Why a Nuclear Physicist Waits Tables at Olive Garden

I went to Olive Garden last night with the family, because we had a gift card. I'll admit, I wasn't expecting much. It had been years since I set foot in an Olive Garden.

Our server was an unusual dude. He was middle aged with disheveled hair. He was also having a great time. I was intrigued. As we talked to him a bit more, he explained he was a retired physics professor with a Masters degree from MIT and 39 patents for nuclear reactor design.

I quizzed him a bit, since one of my favorite pet side-subjects is thorium nuclear reactors. He knew about the designs and the politics of thorium reactors, so I'm assuming the rest of his story is true.

We didn't ask him why he was a server now, but, lucky for us, he volunteered it.

He said after a year of retirement, he was bored with himself. He wanted a job where he could get out of the house, meet people and still think about physics problems all day. This was the perfect solution.

I knew immediately what he meant.

The best job I ever had was working in the records department of a bank. I mindlessly fetched files all day and thought about topics like...nuclear reactors...or my next book. Having the freedom to think and still earn a paycheck was something I had not experienced before or since. I miss it sometimes (but not the size of the paycheck).
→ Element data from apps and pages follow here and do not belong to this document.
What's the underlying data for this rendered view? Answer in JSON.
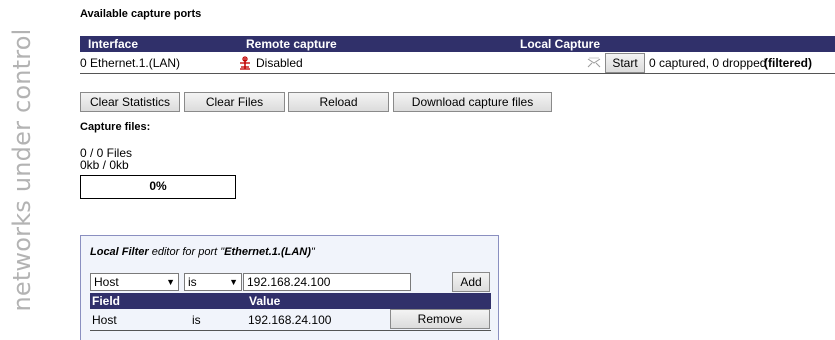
{
  "brand": "networks under control",
  "section_title": "Available capture ports",
  "ports": {
    "headers": [
      "Interface",
      "Remote capture",
      "Local Capture"
    ],
    "row": {
      "interface": "0 Ethernet.1.(LAN)",
      "remote_status": "Disabled",
      "start_label": "Start",
      "stats": "0 captured, 0 dropped",
      "filter_state": "(filtered)"
    }
  },
  "toolbar": {
    "clear_statistics": "Clear Statistics",
    "clear_files": "Clear Files",
    "reload": "Reload",
    "download": "Download capture files"
  },
  "files": {
    "title": "Capture files:",
    "count": "0 / 0 Files",
    "size": "0kb / 0kb",
    "progress_text": "0%",
    "progress_value": 0
  },
  "filter": {
    "title_prefix": "Local Filter",
    "title_middle": " editor for port \"",
    "port": "Ethernet.1.(LAN)",
    "title_suffix": "\"",
    "field_select": "Host",
    "operator_select": "is",
    "value_input": "192.168.24.100",
    "add_label": "Add",
    "headers": [
      "Field",
      "Value"
    ],
    "rows": [
      {
        "field": "Host",
        "op": "is",
        "value": "192.168.24.100",
        "action": "Remove"
      }
    ]
  },
  "colors": {
    "header_bg": "#30306a",
    "brand_text": "#b3b3b3",
    "filter_bg": "#f1f4fb"
  },
  "icons": {
    "remote_disabled": "disabled-antenna-icon",
    "local_capture": "capture-envelope-icon"
  }
}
Einstein worked as a patent clerk. Isaac Newton worked at a mint. T.S. Eliot was a banker. Bram Stoker was a bureaucrat. Lots of artists and great thinkers had boring day jobs (see Jack Lynch's book Don't Quit Your Day Job).

I think about this whenever someone insists artists must follow their passions and make careers out of them.
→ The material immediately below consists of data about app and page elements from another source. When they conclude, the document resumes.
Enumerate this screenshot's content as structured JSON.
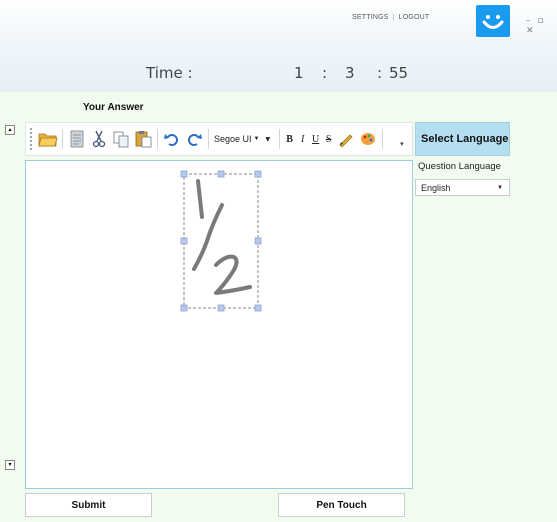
{
  "header": {
    "settings_label": "SETTINGS",
    "separator": "|",
    "logout_label": "LOGOUT",
    "brand_color": "#1a9bf0",
    "window_controls": "– ▫ ✕"
  },
  "timer": {
    "label": "Time :",
    "hours": "1",
    "sep1": ":",
    "minutes": "3",
    "sep2": ":",
    "seconds": "55"
  },
  "answer": {
    "title": "Your Answer",
    "toolbar": {
      "font_family": "Segoe UI",
      "bold": "B",
      "italic": "I",
      "underline": "U",
      "strike": "S"
    }
  },
  "language": {
    "select_label": "Select Language",
    "question_label": "Question Language",
    "selected": "English"
  },
  "buttons": {
    "submit": "Submit",
    "pen_touch": "Pen Touch"
  },
  "colors": {
    "panel_bg": "#f1fcef",
    "language_header_bg": "#b4dff0",
    "editor_border": "#9ccbdc"
  }
}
Maybe you just need a paycheck and the freedom to enjoy what obsesses you.